Governor Roy Cooper announced on Tuesday that he has signed an executive order to stop utilities from being cut off for people who can’t pay.
Electric, gas, water and wastewater services cannot be shut off for the next 60 days.
The executive order also encourages banks not to charge overdraft fees and other penalties.
Cooper announced that the first unemployment benefits are set to be paid this week.
The stay-at-home order says unless people are doing essential things or running essential organizations or businesses, they’re required by law to stay at home.
Local law enforcement agencies say their goal is to get voluntary compliance from people and businesses in the community, but that doesn’t always happen.
Greensboro police say a group of people were participating in a non-essential activity outside A Woman’s Choice clinic in Greensboro on Saturday.
Four of them refused to leave voluntarily and were charged with violating the county’s stay-at-home order.
Three of the individuals continued to refuse to leave and were charged with resist, delay and obstructing a public officer.
“Our goal is to gain compliance, not to make arrests, so I ask you to please help everyone and help your community by staying at home to reduce the spread,” said Greensboro Police Chief Brian James.
James went on to say only by staying home will we defeat this virus, and it’s the same message Guilford County Sheriff Danny Rogers is trying to drive home in the county.
“Just work at it as much as you can. Work with us as much as you can as well, and continue to focus on not yourself so much, but your neighbor or somebody else. Who are you saving?
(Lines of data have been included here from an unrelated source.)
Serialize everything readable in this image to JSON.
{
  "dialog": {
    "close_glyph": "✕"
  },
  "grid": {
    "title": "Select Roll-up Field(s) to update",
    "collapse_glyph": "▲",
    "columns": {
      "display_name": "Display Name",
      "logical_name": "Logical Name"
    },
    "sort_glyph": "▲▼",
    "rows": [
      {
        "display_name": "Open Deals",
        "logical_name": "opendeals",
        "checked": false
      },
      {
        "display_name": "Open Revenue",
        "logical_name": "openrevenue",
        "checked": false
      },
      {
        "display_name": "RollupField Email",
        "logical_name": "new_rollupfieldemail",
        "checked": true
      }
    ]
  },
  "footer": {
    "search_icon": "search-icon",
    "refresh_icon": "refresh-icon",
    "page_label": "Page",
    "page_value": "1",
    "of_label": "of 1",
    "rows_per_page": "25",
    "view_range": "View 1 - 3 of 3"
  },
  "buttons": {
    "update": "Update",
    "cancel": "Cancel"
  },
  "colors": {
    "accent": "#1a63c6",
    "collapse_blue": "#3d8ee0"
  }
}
Who are you helping by not getting so close up on them, or better yet by not violating the policies and procedures that’s been put in place,” said Sheriff Danny Rogers.
If you violate the stay-at-home order during the health crisis you can be charged with a Class 2 misdemeanor.